WHAT TO PRODUCE:
Look through the data below. Pick out the lines holding the string "values".

===== PROVIDED DATA

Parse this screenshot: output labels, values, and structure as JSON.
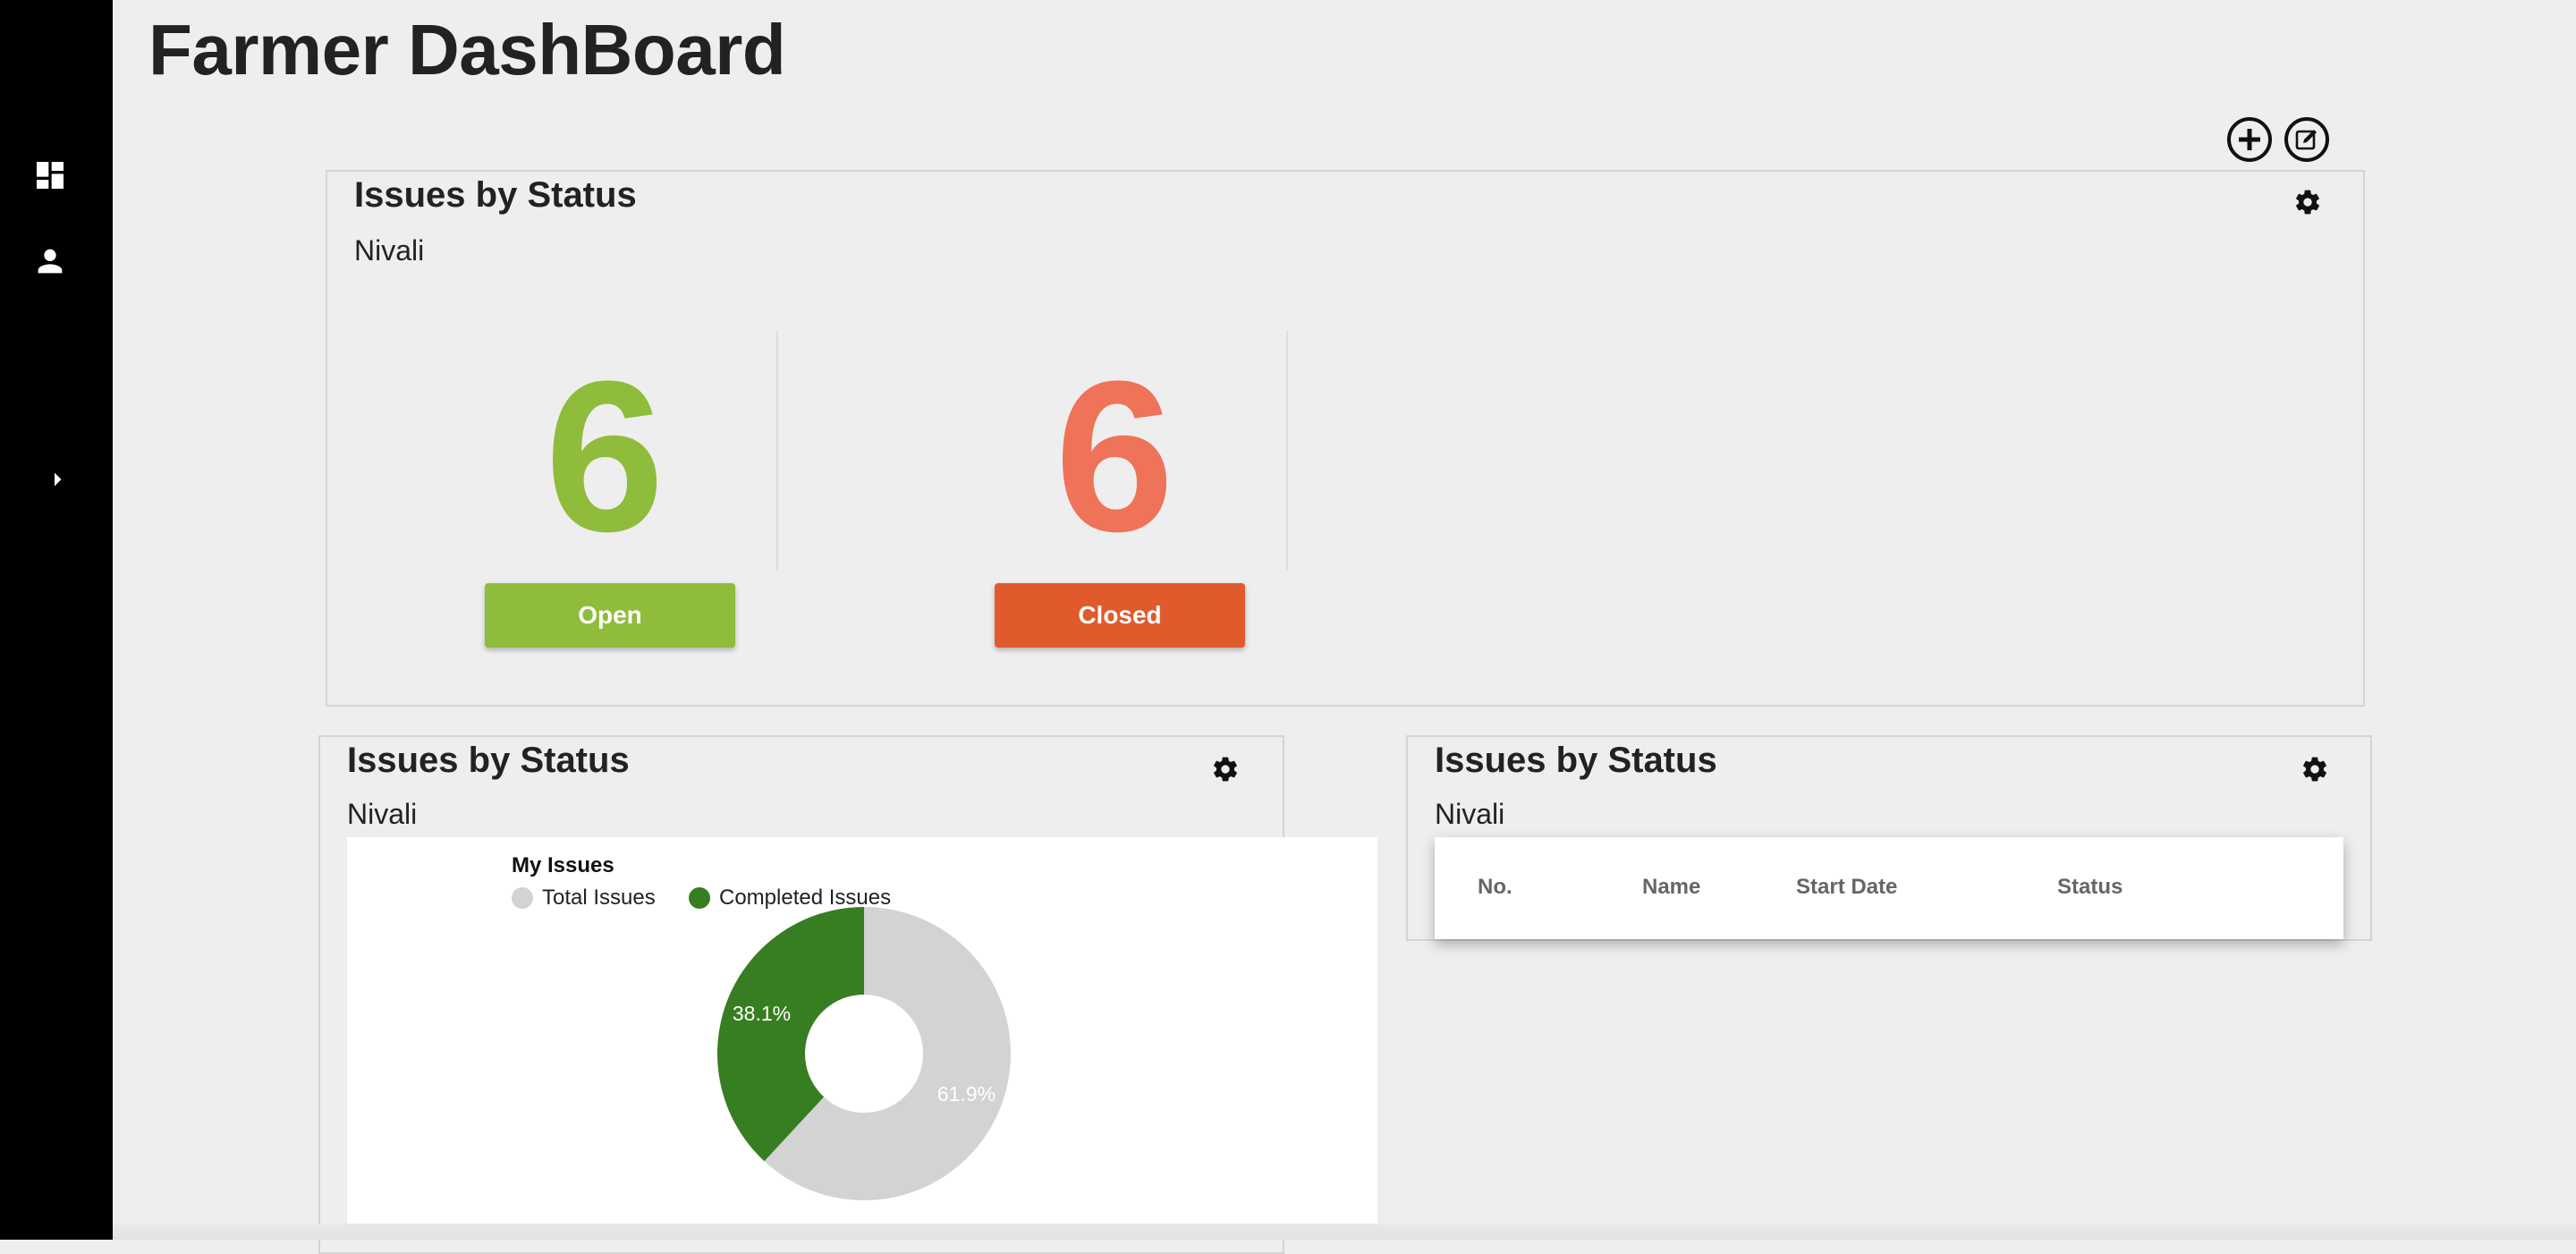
{
  "page": {
    "title": "Farmer DashBoard"
  },
  "sidebar": {
    "icons": [
      "dashboard-icon",
      "person-icon",
      "chevron-right-icon"
    ]
  },
  "toolbar": {
    "icons": [
      "add-circle-icon",
      "edit-icon"
    ]
  },
  "colors": {
    "open": "#8fbc3a",
    "closed": "#e05a2b",
    "closed_number": "#ef7359",
    "total_slice": "#d3d3d3",
    "completed_slice": "#377d22"
  },
  "status_card": {
    "title": "Issues by Status",
    "subtitle": "Nivali",
    "open": {
      "count": "6",
      "label": "Open"
    },
    "closed": {
      "count": "6",
      "label": "Closed"
    }
  },
  "chart_card": {
    "title": "Issues by Status",
    "subtitle": "Nivali",
    "chart_data": {
      "type": "pie",
      "title": "My Issues",
      "categories": [
        "Total Issues",
        "Completed Issues"
      ],
      "values": [
        61.9,
        38.1
      ],
      "labels": [
        "61.9%",
        "38.1%"
      ],
      "colors": [
        "#d3d3d3",
        "#377d22"
      ],
      "legend": "top-left",
      "donut": true
    }
  },
  "table_card": {
    "title": "Issues by Status",
    "subtitle": "Nivali",
    "columns": [
      "No.",
      "Name",
      "Start Date",
      "Status"
    ],
    "rows": []
  }
}
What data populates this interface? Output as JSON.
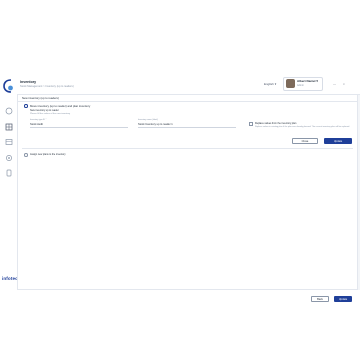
{
  "app": {
    "title": "Inventory",
    "breadcrumb": "Stock Management  >  Inventory (up to readers)",
    "language": "English",
    "language_caret": "▾"
  },
  "user": {
    "name": "Albert Daniel",
    "role": "Admin",
    "caret": "▾"
  },
  "window": {
    "minimize": "—",
    "close": "×"
  },
  "section": {
    "title": "New inventory (up to readers)"
  },
  "option1": {
    "label": "Move inventory (up to reader) and plan inventory",
    "sub_label": "New inventory up to reader",
    "hint": "Please fill the values of the new inventory",
    "field1_label": "Inventory type ID *",
    "field1_value": "Stock Audit",
    "field2_label": "Inventory name (label)",
    "field2_value": "Stock Inventory up to reader 1"
  },
  "right_option": {
    "label": "Replace values from the inventory plan",
    "hint": "Replace values in existing plan if the plan was already planned. The current inventory plan will be replaced."
  },
  "inner_buttons": {
    "cancel": "Close",
    "confirm": "Update"
  },
  "option2": {
    "label": "Assign new plans to the inventory"
  },
  "brand": "infotec",
  "footer_buttons": {
    "back": "Back",
    "next": "Update"
  },
  "colors": {
    "primary": "#1f3f99",
    "border": "#e3e7ee",
    "muted": "#8a96a8"
  }
}
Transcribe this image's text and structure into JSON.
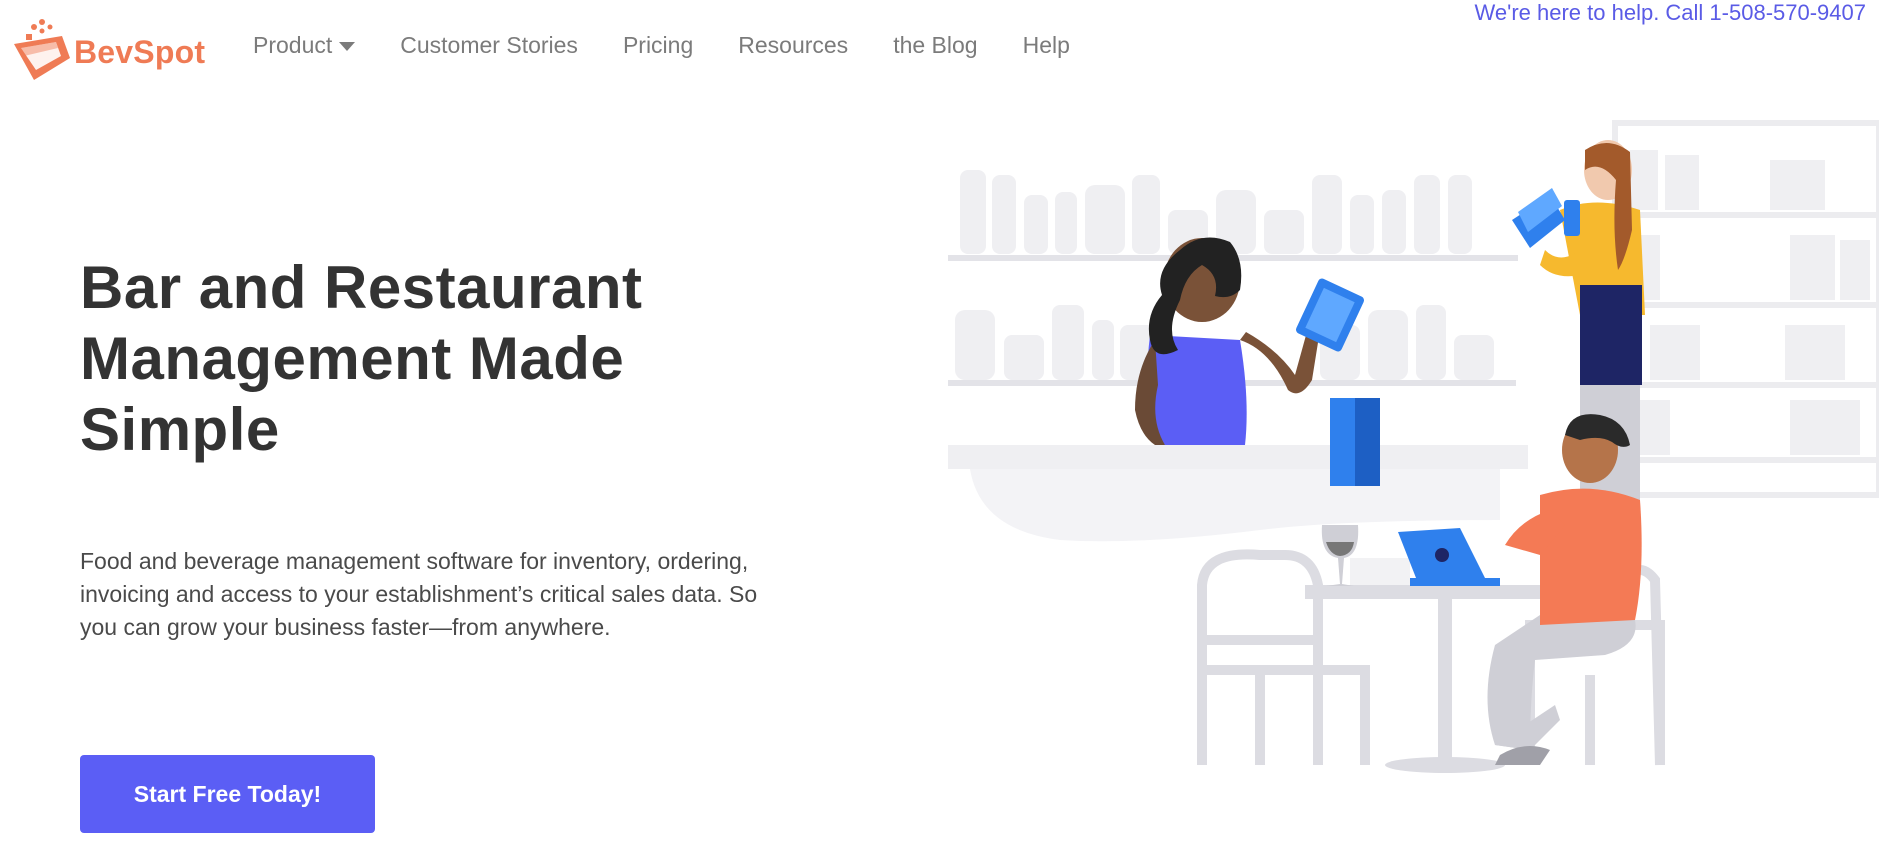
{
  "brand": {
    "name": "BevSpot",
    "logo_icon": "bevspot-logo-icon",
    "brand_color": "#ef7b55",
    "accent_color": "#5b5ef5"
  },
  "nav": {
    "product": "Product",
    "product_icon": "caret-down-icon",
    "customer_stories": "Customer Stories",
    "pricing": "Pricing",
    "resources": "Resources",
    "blog": "the Blog",
    "help": "Help"
  },
  "help_line": "We're here to help. Call 1-508-570-9407",
  "hero": {
    "title": "Bar and Restaurant Management Made Simple",
    "description": "Food and beverage management software for inventory, ordering, invoicing and access to your establishment’s critical sales data. So you can grow your business faster—from anywhere.",
    "cta_label": "Start Free Today!"
  },
  "illustration": {
    "icon": "restaurant-scene-illustration"
  }
}
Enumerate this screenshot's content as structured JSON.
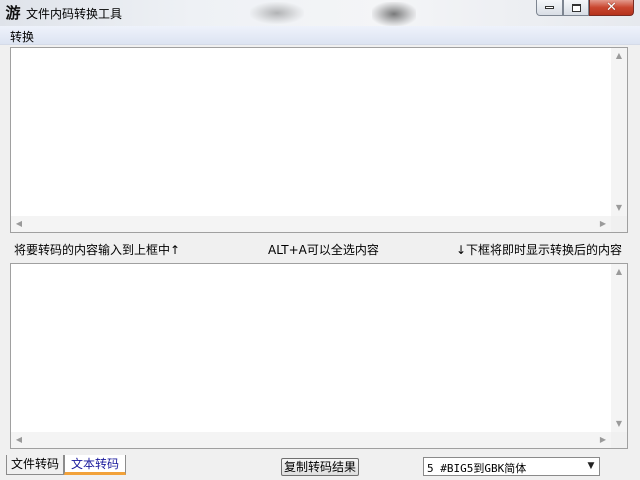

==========

EXERCISE OUTPUT:
Parse this screenshot: output labels, values, and structure as JSON.
      "values": [
    "hint": "Please fill the values of the new inventory",
    "label": "Replace values from the inventory plan",
    "hint": "Replace values in existing plan if the plan was already planned. The current inventory plan will be replaced."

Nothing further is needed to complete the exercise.